Whose soul would sicken o'er the heaving wave;
Not thou, vain lord of wantonness and ease!
Whom slumber soothes not-pleasure cannot please-
Oh, who can tell, save he whose heart hath tried,
And danced in triumph o'er the waters wide,
The exulting sense-the pulse's maddening play,
That thrills the wanderer of that trackless way
That for itself can woo the approaching fight,
And turn what some deem danger to delight;
That seeks what cravens shun with more than zeal,
And where the feebler faint can only feel-
Feel-to the rising bosom's inmost core,
Its hope awaken and its spirit soar?
No dread of death-if with us die our foes-
Save that it seems even duller than repose:
Come when it will-we snatch the life of life-
When lost-what recks it—by disease or strife ?
Let him who crawls enamour'd of decay,
Cling to his couch, and sicken years away:
Heave his thick breath, and shake his palsied head;
Ours-the fresh turf, and not the feverish bed.
While gasp by gasp he falters forth his soul,
Ours with one pang-one bound-escapes control.
His corse may boast its urn and narrow cave,
And they who loathed his life may gild his grave:
Ours are the tears, though few, sincerely shed,
When Ocean shrouds and sepulchres our dead.
For us, even banquets fond regret supply
In the red cup that crowns our memory;
And the brief epitaph in danger's day,
When those who win at length divide the prey,
And cry, Remembrance saddening o'er each brow,
How had the brave who fell exulted now!'
THE SIEGE OF CORINTH
In the year since Jesus died for men,
Eighteen hundred years and ten,
We were a gallant company,
Riding o'er land, and sailing o'er sea.
Oh! but we went merrily!
We forded the river, and clomb the high hill,
Never our steeds for a day stood still;
Whether we lay in the cave or the shed,
Our sleep fell soft on the hardest bed:
Whether we couched in our rough capote,
On the rougher plank of our gliding boat,
Or stretched on the beach, or our saddles spread,
As a pillow beneath the resting head,
Fresh we woke upon the morrow:
All our thoughts and words had scope,
We had health, and we had hope,

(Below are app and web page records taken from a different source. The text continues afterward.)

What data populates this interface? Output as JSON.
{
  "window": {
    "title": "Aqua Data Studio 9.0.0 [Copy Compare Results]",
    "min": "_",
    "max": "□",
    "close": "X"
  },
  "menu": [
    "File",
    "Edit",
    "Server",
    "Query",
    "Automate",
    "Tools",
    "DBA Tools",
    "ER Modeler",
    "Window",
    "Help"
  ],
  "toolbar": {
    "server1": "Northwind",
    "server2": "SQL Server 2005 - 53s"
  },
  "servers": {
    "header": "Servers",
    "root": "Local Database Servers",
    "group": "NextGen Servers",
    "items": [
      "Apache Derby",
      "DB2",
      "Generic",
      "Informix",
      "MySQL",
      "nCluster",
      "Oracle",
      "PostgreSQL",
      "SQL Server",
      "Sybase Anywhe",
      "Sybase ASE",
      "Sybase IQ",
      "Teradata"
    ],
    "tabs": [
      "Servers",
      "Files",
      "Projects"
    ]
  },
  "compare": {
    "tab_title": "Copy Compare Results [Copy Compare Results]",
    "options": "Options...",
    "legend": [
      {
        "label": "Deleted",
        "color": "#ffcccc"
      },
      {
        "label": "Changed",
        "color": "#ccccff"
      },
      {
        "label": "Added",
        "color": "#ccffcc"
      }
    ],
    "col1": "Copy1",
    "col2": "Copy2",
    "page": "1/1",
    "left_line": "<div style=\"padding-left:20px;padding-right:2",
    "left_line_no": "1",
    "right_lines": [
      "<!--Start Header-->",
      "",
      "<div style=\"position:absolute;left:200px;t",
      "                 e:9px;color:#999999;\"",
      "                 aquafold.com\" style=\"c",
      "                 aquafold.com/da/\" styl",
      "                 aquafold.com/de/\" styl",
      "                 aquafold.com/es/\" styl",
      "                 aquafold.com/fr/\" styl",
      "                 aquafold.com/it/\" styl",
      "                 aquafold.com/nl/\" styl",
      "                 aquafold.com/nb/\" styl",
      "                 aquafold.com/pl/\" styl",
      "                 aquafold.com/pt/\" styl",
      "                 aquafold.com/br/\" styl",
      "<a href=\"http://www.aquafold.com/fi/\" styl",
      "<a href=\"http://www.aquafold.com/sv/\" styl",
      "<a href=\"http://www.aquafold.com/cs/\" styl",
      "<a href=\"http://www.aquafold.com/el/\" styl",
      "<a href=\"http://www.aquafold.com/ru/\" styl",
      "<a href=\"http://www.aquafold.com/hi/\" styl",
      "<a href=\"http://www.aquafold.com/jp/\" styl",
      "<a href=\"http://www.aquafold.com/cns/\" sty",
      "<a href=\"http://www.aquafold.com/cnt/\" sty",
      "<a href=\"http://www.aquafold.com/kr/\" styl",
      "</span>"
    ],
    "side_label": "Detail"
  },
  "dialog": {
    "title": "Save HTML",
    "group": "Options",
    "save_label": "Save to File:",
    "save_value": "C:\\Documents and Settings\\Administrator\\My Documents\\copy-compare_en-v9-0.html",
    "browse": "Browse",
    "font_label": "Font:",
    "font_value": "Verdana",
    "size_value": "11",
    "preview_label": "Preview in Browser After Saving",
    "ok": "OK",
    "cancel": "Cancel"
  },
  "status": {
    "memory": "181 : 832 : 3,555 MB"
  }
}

Toil and travel, but no sorrow.
We were of all tongues and creeds ;-
Some were those who counted beads,
Some of mosque, and some of church,
And some, or I mis-say, of neither;

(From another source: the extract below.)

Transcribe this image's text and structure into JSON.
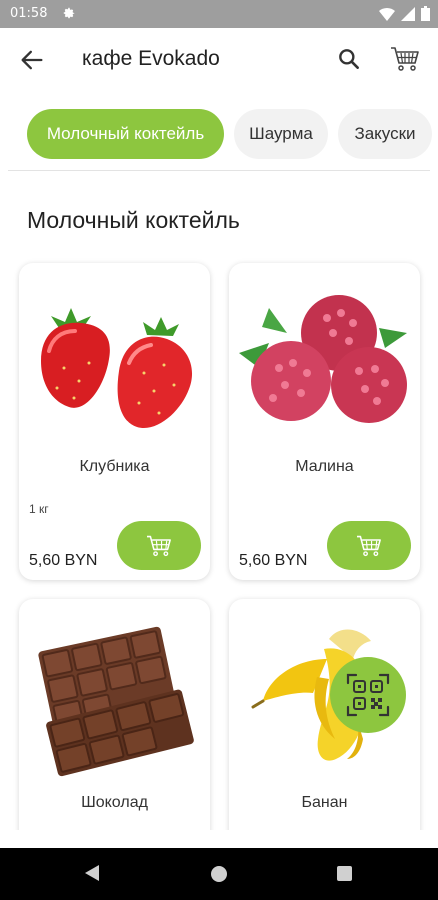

Yet through the wide world might ye search,
Nor find a motlier crew nor blither.
But some are dead, and some are gone,
And some are scattered and alone,
And some are rebels on the hills
That look along Epirus' valleys,
Where Freedom still at moments rallies,
And pays in blood Oppression's ills;
And some are in a far countree,
And some all restlessly at home;
But never more, oh! never, we Shall meet to revel and to roam.